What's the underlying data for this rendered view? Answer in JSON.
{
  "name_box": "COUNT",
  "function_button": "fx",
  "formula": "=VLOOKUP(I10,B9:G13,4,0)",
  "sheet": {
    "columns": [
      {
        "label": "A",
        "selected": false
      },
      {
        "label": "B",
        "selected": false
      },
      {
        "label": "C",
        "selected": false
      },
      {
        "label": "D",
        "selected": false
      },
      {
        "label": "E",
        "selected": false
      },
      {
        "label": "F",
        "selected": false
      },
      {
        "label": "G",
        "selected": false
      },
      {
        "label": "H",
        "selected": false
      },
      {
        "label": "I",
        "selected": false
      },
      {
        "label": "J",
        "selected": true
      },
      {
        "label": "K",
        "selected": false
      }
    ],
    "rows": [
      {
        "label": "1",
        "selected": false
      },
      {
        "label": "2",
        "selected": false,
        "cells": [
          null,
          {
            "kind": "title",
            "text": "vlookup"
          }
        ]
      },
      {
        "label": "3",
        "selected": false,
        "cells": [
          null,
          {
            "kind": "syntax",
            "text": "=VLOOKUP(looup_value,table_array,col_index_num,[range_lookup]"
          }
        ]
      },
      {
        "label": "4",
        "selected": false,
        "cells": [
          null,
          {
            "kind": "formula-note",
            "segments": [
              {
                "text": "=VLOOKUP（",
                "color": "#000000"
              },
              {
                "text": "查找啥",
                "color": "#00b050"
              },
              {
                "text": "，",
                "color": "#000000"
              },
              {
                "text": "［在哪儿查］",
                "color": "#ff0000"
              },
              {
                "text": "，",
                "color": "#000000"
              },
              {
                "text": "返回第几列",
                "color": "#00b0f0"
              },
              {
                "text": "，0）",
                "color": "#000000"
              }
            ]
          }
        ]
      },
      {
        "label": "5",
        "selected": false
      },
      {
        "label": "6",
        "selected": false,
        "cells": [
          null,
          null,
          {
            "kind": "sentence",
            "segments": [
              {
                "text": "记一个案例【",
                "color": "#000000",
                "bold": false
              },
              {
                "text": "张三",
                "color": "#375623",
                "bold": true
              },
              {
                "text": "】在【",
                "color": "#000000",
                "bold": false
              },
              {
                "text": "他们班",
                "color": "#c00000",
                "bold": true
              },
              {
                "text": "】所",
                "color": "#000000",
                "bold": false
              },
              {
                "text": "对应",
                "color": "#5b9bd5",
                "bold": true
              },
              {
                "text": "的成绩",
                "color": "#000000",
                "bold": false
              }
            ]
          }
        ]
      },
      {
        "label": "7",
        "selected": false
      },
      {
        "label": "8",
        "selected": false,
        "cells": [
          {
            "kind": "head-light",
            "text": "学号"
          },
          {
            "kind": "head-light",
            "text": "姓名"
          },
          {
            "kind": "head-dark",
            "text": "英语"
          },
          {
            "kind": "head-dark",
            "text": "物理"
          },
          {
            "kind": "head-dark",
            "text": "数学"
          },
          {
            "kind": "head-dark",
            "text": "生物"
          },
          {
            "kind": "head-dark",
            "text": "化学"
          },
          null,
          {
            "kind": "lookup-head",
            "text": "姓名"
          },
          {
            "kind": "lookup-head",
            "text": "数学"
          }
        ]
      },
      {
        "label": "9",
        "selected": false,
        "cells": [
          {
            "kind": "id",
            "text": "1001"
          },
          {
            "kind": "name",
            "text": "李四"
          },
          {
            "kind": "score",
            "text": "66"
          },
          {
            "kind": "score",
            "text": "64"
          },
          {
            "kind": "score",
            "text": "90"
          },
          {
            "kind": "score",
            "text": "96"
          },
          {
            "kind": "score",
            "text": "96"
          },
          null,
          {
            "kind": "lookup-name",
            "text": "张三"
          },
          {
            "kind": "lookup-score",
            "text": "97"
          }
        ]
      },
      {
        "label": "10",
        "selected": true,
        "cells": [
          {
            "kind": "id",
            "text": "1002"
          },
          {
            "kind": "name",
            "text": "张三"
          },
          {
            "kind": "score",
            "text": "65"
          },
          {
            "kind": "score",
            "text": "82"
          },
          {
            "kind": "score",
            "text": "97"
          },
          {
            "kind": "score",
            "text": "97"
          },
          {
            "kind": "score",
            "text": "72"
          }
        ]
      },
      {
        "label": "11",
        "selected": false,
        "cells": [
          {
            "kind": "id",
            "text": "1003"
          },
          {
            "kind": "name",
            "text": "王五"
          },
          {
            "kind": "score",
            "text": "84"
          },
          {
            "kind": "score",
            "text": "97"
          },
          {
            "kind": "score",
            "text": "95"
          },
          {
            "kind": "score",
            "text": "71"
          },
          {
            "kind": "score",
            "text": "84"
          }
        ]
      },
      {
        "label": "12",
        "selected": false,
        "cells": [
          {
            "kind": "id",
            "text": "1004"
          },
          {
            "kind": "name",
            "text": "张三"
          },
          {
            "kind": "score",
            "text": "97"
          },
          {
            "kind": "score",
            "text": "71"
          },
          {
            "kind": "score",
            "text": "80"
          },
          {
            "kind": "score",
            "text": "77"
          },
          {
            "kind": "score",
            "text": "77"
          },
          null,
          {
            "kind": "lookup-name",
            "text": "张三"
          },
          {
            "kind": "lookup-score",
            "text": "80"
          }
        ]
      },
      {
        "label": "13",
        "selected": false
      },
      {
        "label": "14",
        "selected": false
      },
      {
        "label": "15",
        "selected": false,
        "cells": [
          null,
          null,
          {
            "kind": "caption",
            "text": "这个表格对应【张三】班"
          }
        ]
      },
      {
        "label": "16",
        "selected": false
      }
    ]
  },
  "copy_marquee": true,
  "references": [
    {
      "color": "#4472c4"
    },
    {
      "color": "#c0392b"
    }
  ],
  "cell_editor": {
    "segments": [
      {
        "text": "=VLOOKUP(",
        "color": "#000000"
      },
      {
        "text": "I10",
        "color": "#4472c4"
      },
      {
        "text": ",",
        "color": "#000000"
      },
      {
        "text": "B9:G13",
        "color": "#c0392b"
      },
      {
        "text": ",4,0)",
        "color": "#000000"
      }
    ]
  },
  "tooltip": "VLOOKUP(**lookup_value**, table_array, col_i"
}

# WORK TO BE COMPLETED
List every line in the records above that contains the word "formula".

# RESULT OF THE TASK
  "formula": "=VLOOKUP(I10,B9:G13,4,0)",
            "kind": "formula-note",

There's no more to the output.